ASCO explores redesign for AM for aircraft component
ASCO Industries is world leader in the design and manufacturing of high lift devices, complex mechanical assemblies and major functional components for the aerospace industry. To safeguard the competitive position in the high-lift devices for all major aircraft families (Airbus, Boeing, Bombardier, Embraer), ASCO is continuously challenging its product design and manufacturing towards a lower cost and weight while maintaining or improving quality and performance.
The ALMA project was an important first step for ASCO to study and learn how the additive manufacturing (AM) mindset can make the difference for the design and manufacturing of structural aerospace products. The ultimate goal of this project is to reach TRL6 maturity level for class 2 metal structural Aerospace components manufactured via AM Powder Bed Fusion (PBF) technology. A consortium was set up, involving various major stakeholders in the industry such as Materialise, BMT Aerospace, Siemens and research partners such as Sirris, KU Leuven (Faculty of Mechanical Engineering), Ghent University and CRM Group.
'Redesign for AM'
Together with Asco, Sirris took the lead to re-design the class 2 Aerospace component. The goal was to bring the aerospace component from a conventional geometry, based on complete machining operation of plates or forgings, to an optimized geometry suitable for 3D printing.
Three different design tracks were explored in parallel; titanium processed with Electron Beam Melting (EBM), titanium processed with Laser Beam Melting (LBM), and PH high strength stainless steel processed with LBM. For each of the research tracks, a specific design was created which takes into account the specificities of the materials, production processes, design for inspection and design for post-processing.
This cooperation is an extension of the work performed in previous projects.
Framework for an integrated DfAM methodology
Based on an investigation of the state-of-the-art about design methodologies and guidelines, a framework for an integrated DfAM methodology, covering the whole production chain was developed by Sirris. This framework integrates lightweight design, AM process and post-process decision trees with a concept for formulating guidelines in an intuitive way.

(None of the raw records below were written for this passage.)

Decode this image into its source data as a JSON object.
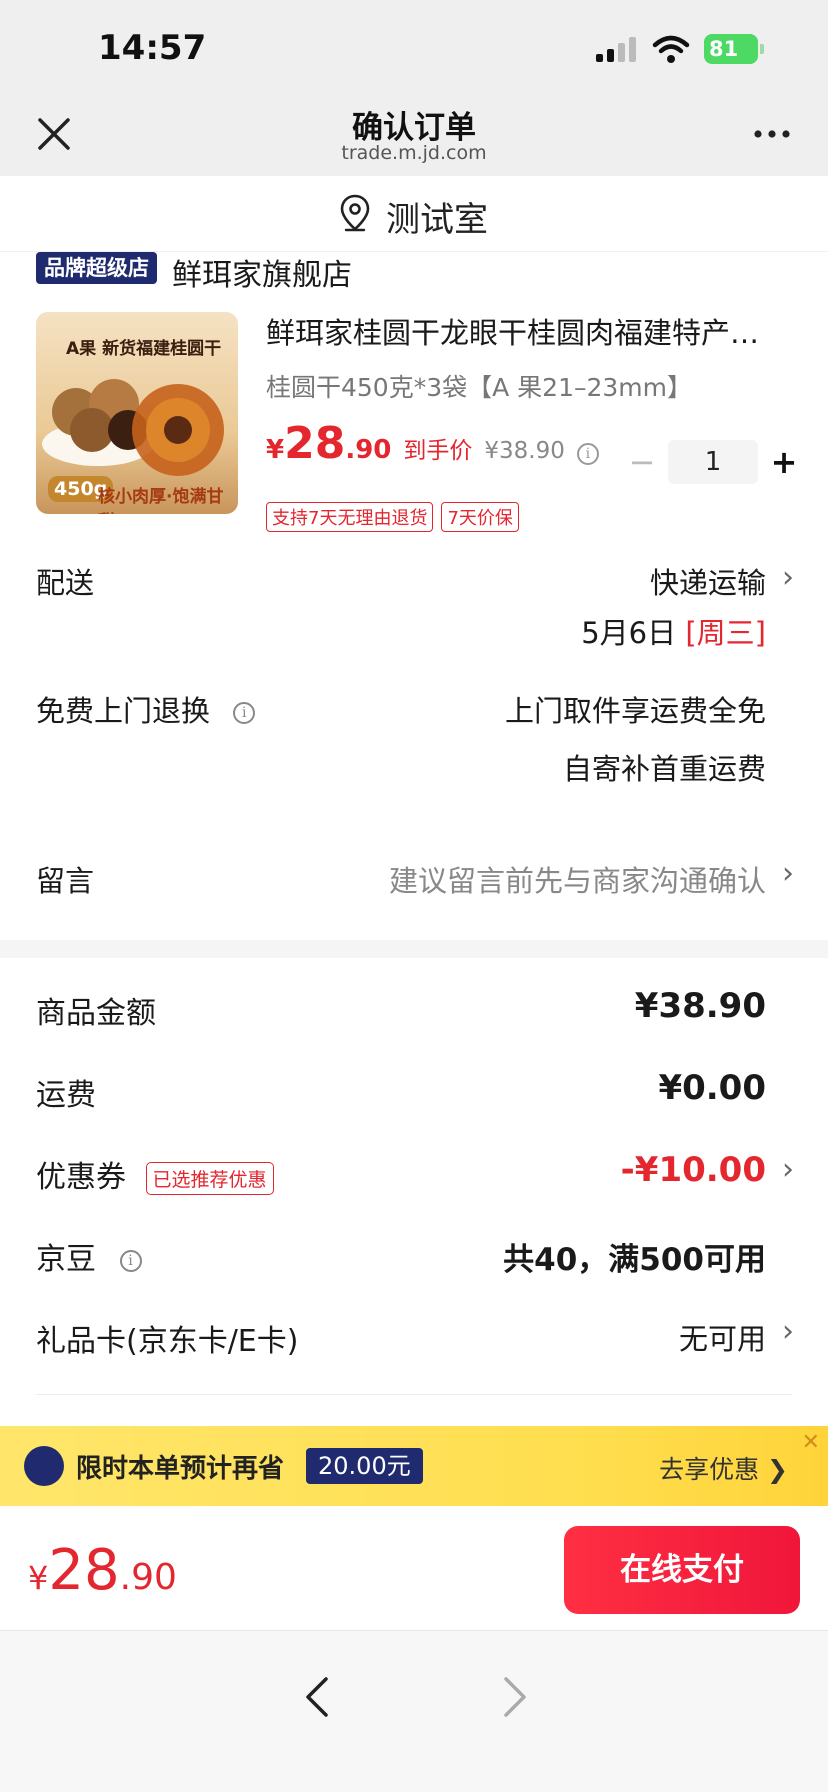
{
  "status_bar": {
    "time": "14:57",
    "battery": "81"
  },
  "nav": {
    "title": "确认订单",
    "subtitle": "trade.m.jd.com"
  },
  "address": {
    "text": "测试室"
  },
  "store": {
    "badge": "品牌超级店",
    "name": "鲜珥家旗舰店"
  },
  "product": {
    "title": "鲜珥家桂圆干龙眼干桂圆肉福建特产…",
    "spec": "桂圆干450克*3袋【A 果21–23mm】",
    "currency": "¥",
    "price_int": "28",
    "price_dec": ".90",
    "price_label": "到手价",
    "orig_price": "¥38.90",
    "quantity": "1",
    "tags": [
      "支持7天无理由退货",
      "7天价保"
    ],
    "image_texts": {
      "headline": "A果 新货福建桂圆干",
      "weight": "450g",
      "slogan": "核小肉厚·饱满甘甜"
    }
  },
  "delivery": {
    "label": "配送",
    "method": "快递运输",
    "date": "5月6日",
    "weekday": "[周三]"
  },
  "returns": {
    "label": "免费上门退换",
    "line1": "上门取件享运费全免",
    "line2": "自寄补首重运费"
  },
  "message": {
    "label": "留言",
    "placeholder": "建议留言前先与商家沟通确认"
  },
  "summary": {
    "goods_label": "商品金额",
    "goods_value": "¥38.90",
    "shipping_label": "运费",
    "shipping_value": "¥0.00",
    "coupon_label": "优惠券",
    "coupon_tag": "已选推荐优惠",
    "coupon_value": "-¥10.00",
    "jingdou_label": "京豆",
    "jingdou_value": "共40，满500可用",
    "giftcard_label": "礼品卡(京东卡/E卡)",
    "giftcard_value": "无可用"
  },
  "promo": {
    "text": "限时本单预计再省",
    "amount": "20.00元",
    "cta": "去享优惠 ❯",
    "close": "✕"
  },
  "bottom": {
    "currency": "¥",
    "total_int": "28",
    "total_dec": ".90",
    "pay_label": "在线支付"
  },
  "colors": {
    "accent_red": "#e4262f",
    "brand_navy": "#1f2b6e",
    "promo_yellow": "#ffe066"
  }
}
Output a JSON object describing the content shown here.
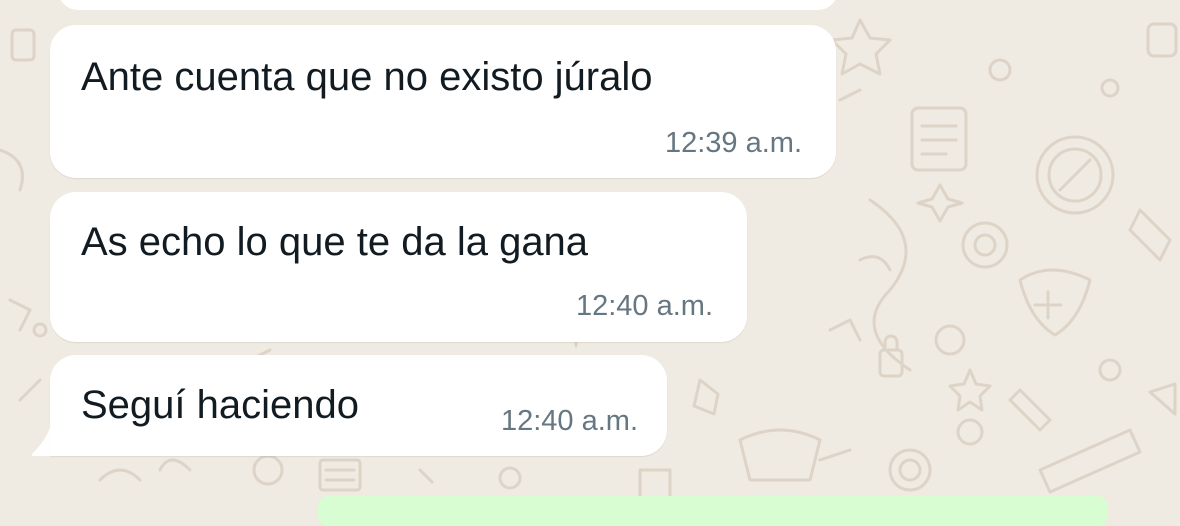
{
  "chat": {
    "messages": [
      {
        "text": "Ante cuenta que no existo júralo",
        "time": "12:39 a.m."
      },
      {
        "text": "As echo lo que te da la gana",
        "time": "12:40 a.m."
      },
      {
        "text": "Seguí haciendo",
        "time": "12:40 a.m."
      }
    ]
  },
  "colors": {
    "chat_background": "#efeae2",
    "incoming_bubble": "#ffffff",
    "outgoing_bubble": "#d9fdd3",
    "message_text": "#111b21",
    "timestamp_text": "#667781"
  }
}
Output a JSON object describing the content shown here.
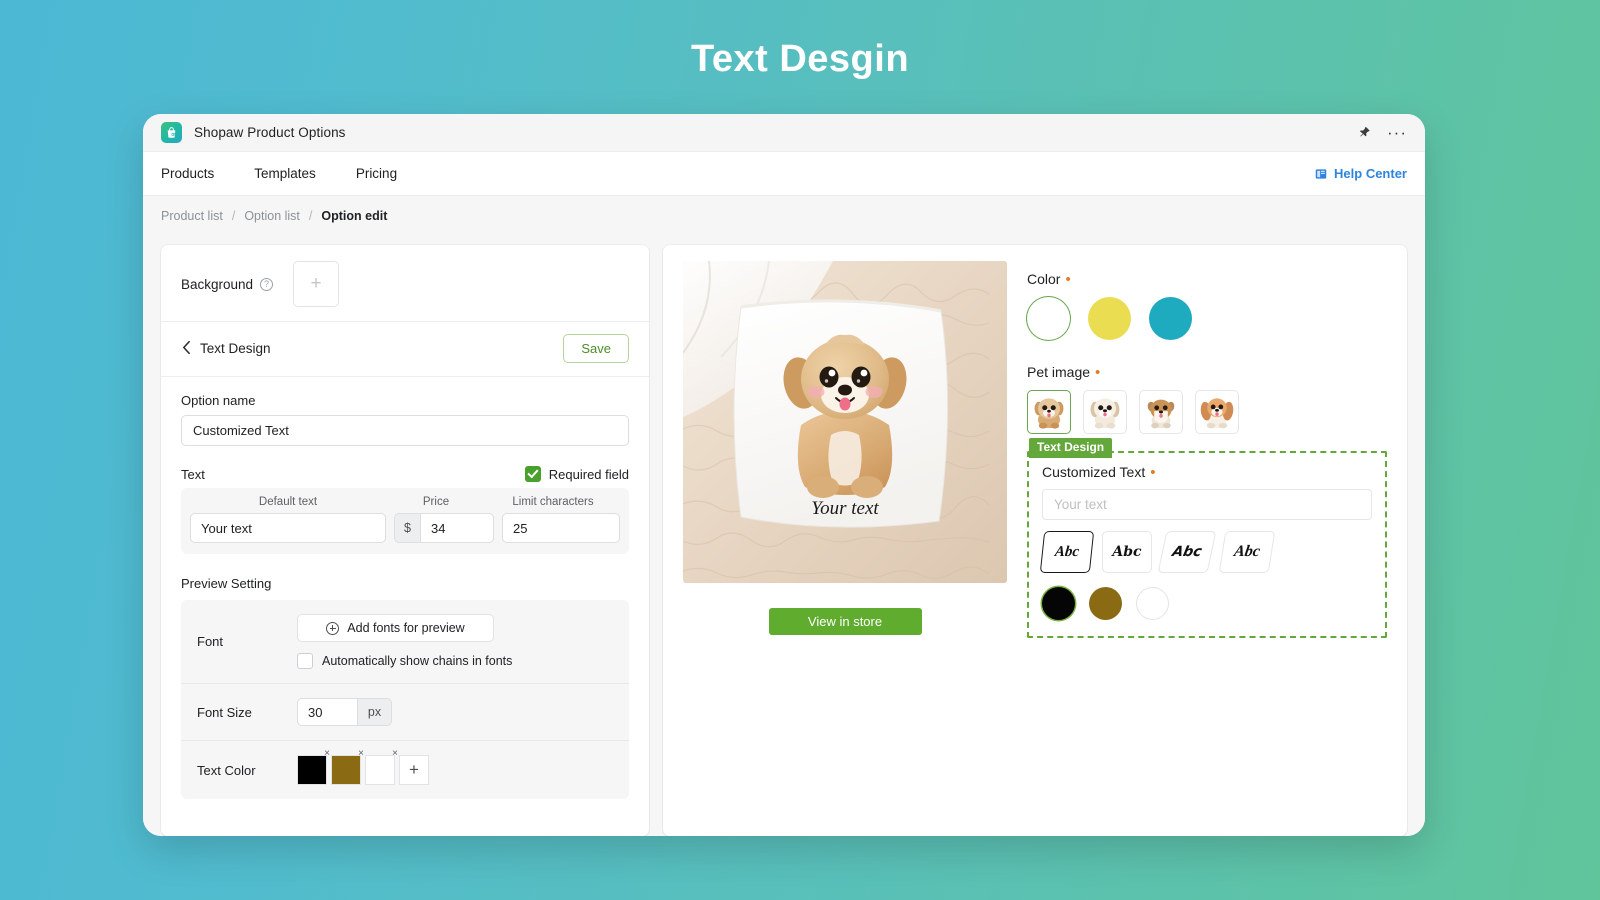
{
  "banner": {
    "title": "Text Desgin"
  },
  "titlebar": {
    "app_name": "Shopaw Product Options",
    "logo_icon": "shopping-bag-icon",
    "pin_icon": "pin-icon",
    "more_icon": "more-options-icon"
  },
  "nav": {
    "tabs": [
      {
        "label": "Products"
      },
      {
        "label": "Templates"
      },
      {
        "label": "Pricing"
      }
    ],
    "help": {
      "label": "Help Center",
      "icon": "book-icon",
      "color": "#2e84e0"
    }
  },
  "breadcrumb": {
    "items": [
      {
        "label": "Product list",
        "active": false
      },
      {
        "label": "Option list",
        "active": false
      },
      {
        "label": "Option edit",
        "active": true
      }
    ],
    "separator": "/"
  },
  "left_panel": {
    "background": {
      "label": "Background",
      "help_icon": "question-mark-icon",
      "add_icon": "plus-icon"
    },
    "section": {
      "back_icon": "chevron-left-icon",
      "title": "Text Design",
      "save_label": "Save",
      "save_color": "#4e8c2a"
    },
    "option_name": {
      "label": "Option name",
      "value": "Customized Text"
    },
    "text_block": {
      "label": "Text",
      "required_label": "Required field",
      "required_checked": true,
      "columns": [
        "Default text",
        "Price",
        "Limit characters"
      ],
      "default_text": "Your text",
      "price_prefix": "$",
      "price": "34",
      "limit_characters": "25"
    },
    "preview_setting": {
      "title": "Preview Setting",
      "rows": [
        {
          "label": "Font"
        },
        {
          "label": "Font Size"
        },
        {
          "label": "Text Color"
        }
      ],
      "add_fonts_label": "Add fonts for preview",
      "add_fonts_icon": "plus-circle-icon",
      "chains_label": "Automatically show chains in fonts",
      "chains_checked": false,
      "font_size": "30",
      "font_size_unit": "px",
      "text_colors": [
        "#000000",
        "#8a6a13",
        "#ffffff"
      ],
      "remove_icon": "close-x-icon",
      "add_color_icon": "plus-icon"
    }
  },
  "right_panel": {
    "preview": {
      "product_text": "Your text",
      "view_in_store_label": "View in store",
      "view_in_store_color": "#5fac2e"
    },
    "color_option": {
      "label": "Color",
      "required": true,
      "swatches": [
        {
          "hex": "#ffffff",
          "selected": true
        },
        {
          "hex": "#eadd51",
          "selected": false
        },
        {
          "hex": "#1eabc0",
          "selected": false
        }
      ]
    },
    "pet_option": {
      "label": "Pet image",
      "required": true,
      "items": [
        {
          "name": "golden-puppy",
          "selected": true
        },
        {
          "name": "shih-tzu-puppy",
          "selected": false
        },
        {
          "name": "bulldog-puppy",
          "selected": false
        },
        {
          "name": "spaniel-puppy",
          "selected": false
        }
      ]
    },
    "text_design": {
      "badge": "Text Design",
      "badge_color": "#64a83c",
      "label": "Customized Text",
      "required": true,
      "input_placeholder": "Your text",
      "input_value": "",
      "font_styles": [
        {
          "sample": "Abc",
          "selected": true
        },
        {
          "sample": "Abc",
          "selected": false
        },
        {
          "sample": "Abc",
          "selected": false
        },
        {
          "sample": "Abc",
          "selected": false
        }
      ],
      "text_colors": [
        {
          "hex": "#050505",
          "selected": true
        },
        {
          "hex": "#8a6a13",
          "selected": false
        },
        {
          "hex": "#ffffff",
          "selected": false
        }
      ]
    }
  },
  "theme": {
    "bg_gradient_from": "#4cb8d4",
    "bg_gradient_to": "#60c59b",
    "accent_green": "#64a83c",
    "accent_blue": "#2e84e0"
  }
}
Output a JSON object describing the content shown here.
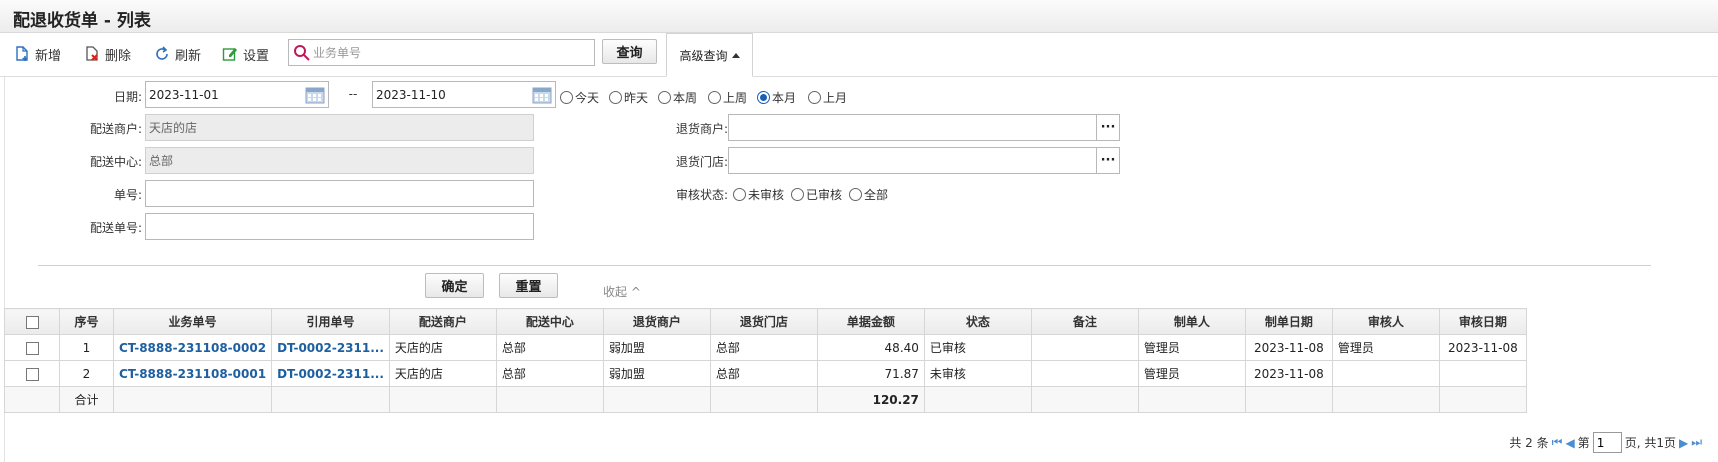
{
  "page": {
    "title": "配退收货单 - 列表"
  },
  "toolbar": {
    "add_label": "新增",
    "delete_label": "删除",
    "refresh_label": "刷新",
    "settings_label": "设置",
    "search_placeholder": "业务单号",
    "query_label": "查询",
    "advanced_label": "高级查询"
  },
  "filter": {
    "date_label": "日期:",
    "date_from": "2023-11-01",
    "date_sep": "--",
    "date_to": "2023-11-10",
    "quick_dates": [
      "今天",
      "昨天",
      "本周",
      "上周",
      "本月",
      "上月"
    ],
    "quick_date_selected": "本月",
    "merchant_label": "配送商户:",
    "merchant_value": "天店的店",
    "center_label": "配送中心:",
    "center_value": "总部",
    "order_no_label": "单号:",
    "order_no_value": "",
    "delivery_no_label": "配送单号:",
    "delivery_no_value": "",
    "return_merchant_label": "退货商户:",
    "return_merchant_value": "",
    "return_store_label": "退货门店:",
    "return_store_value": "",
    "audit_label": "审核状态:",
    "audit_options": [
      "未审核",
      "已审核",
      "全部"
    ],
    "audit_selected": "",
    "ellipsis": "···",
    "confirm_label": "确定",
    "reset_label": "重置",
    "collapse_label": "收起 ^"
  },
  "table": {
    "columns": [
      "序号",
      "业务单号",
      "引用单号",
      "配送商户",
      "配送中心",
      "退货商户",
      "退货门店",
      "单据金额",
      "状态",
      "备注",
      "制单人",
      "制单日期",
      "审核人",
      "审核日期"
    ],
    "rows": [
      [
        "1",
        "CT-8888-231108-0002",
        "DT-0002-2311...",
        "天店的店",
        "总部",
        "弱加盟",
        "总部",
        "48.40",
        "已审核",
        "",
        "管理员",
        "2023-11-08",
        "管理员",
        "2023-11-08"
      ],
      [
        "2",
        "CT-8888-231108-0001",
        "DT-0002-2311...",
        "天店的店",
        "总部",
        "弱加盟",
        "总部",
        "71.87",
        "未审核",
        "",
        "管理员",
        "2023-11-08",
        "",
        ""
      ]
    ],
    "total_label": "合计",
    "total_amount": "120.27"
  },
  "pager": {
    "total_text": "共 2 条",
    "page_prefix": "第",
    "current_page": "1",
    "page_suffix": "页, 共1页"
  },
  "colors": {
    "link": "#1e5fa0",
    "radio_on": "#1a5fb4",
    "pager_nav": "#4a8fd1"
  }
}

The framework and guidelines offer designers, in a simple and intuitive way, a comprehensive design support and overview of limitations and possibilities. These results also enable CAD/CAE software developers to embed the results in their future computer-based recommender systems.
To support this, state-of-the-art generative design and software tools were benchmarked with the use case to identify their possibilities and drawbacks to support DfAM of functional metal AM parts.
Investigation of post-processing operations
After printing the functional features need to be machined in order to achieve the dimensional requirements needed. Given the freeform nature of the new design the main challenge hereby is to position and orient the part within the machining area guaranteeing end quality. An approach combining CMM measurement data, zero point clamping fixtures and automated machining axis compensation was developed.
Sirris was the main partner in the finishing of the components built as part of the project. The main challenge was generating precision surfaces and interfaces to ensure the intended lightweight and complex structure. Two major issues arose: on the one hand, the clamping and vibration of the workpieces; on the other hand, the alignment of the part in the processing tools due to the lack of benchmark surface features. Sirris developed a special part to simulate the complexities in the additive manufacturing process. This piece was used to evaluate various clamping strategies and research methods. A clamping feature was designed and tested with printed plastic pieces representing the negatives of the actual part to be printed. This concept demonstrated the efficiency of the clamping method, mainly based on its contribution to the distribution of clamping force over a larger area and the potential adjustment to the shape of the piece.
The clamping method also provided optimal access to the piece, thereby avoiding multiple set-ups during the processing of the piece. This new matrix clamping arrangement will be evaluated in a later phase. Regarding the alignment, various reference surface features on the piece were designed and tested to evaluate effectiveness during processing. The main aim was to minimise support in the areas under investigation, to eliminate positioning errors. The workpiece and clamping arrangement were used to research the benchmark surface features. A zero-point system, adapted to research on a Coordinate-Measuring Machine (CMM), was converted for the processing tool to include the number of axis rotations, to match the NC-CAM programme with the actual processing coordinates. This new method of converting the research corrections from the laser scanning method will be provided in a subsequent phase.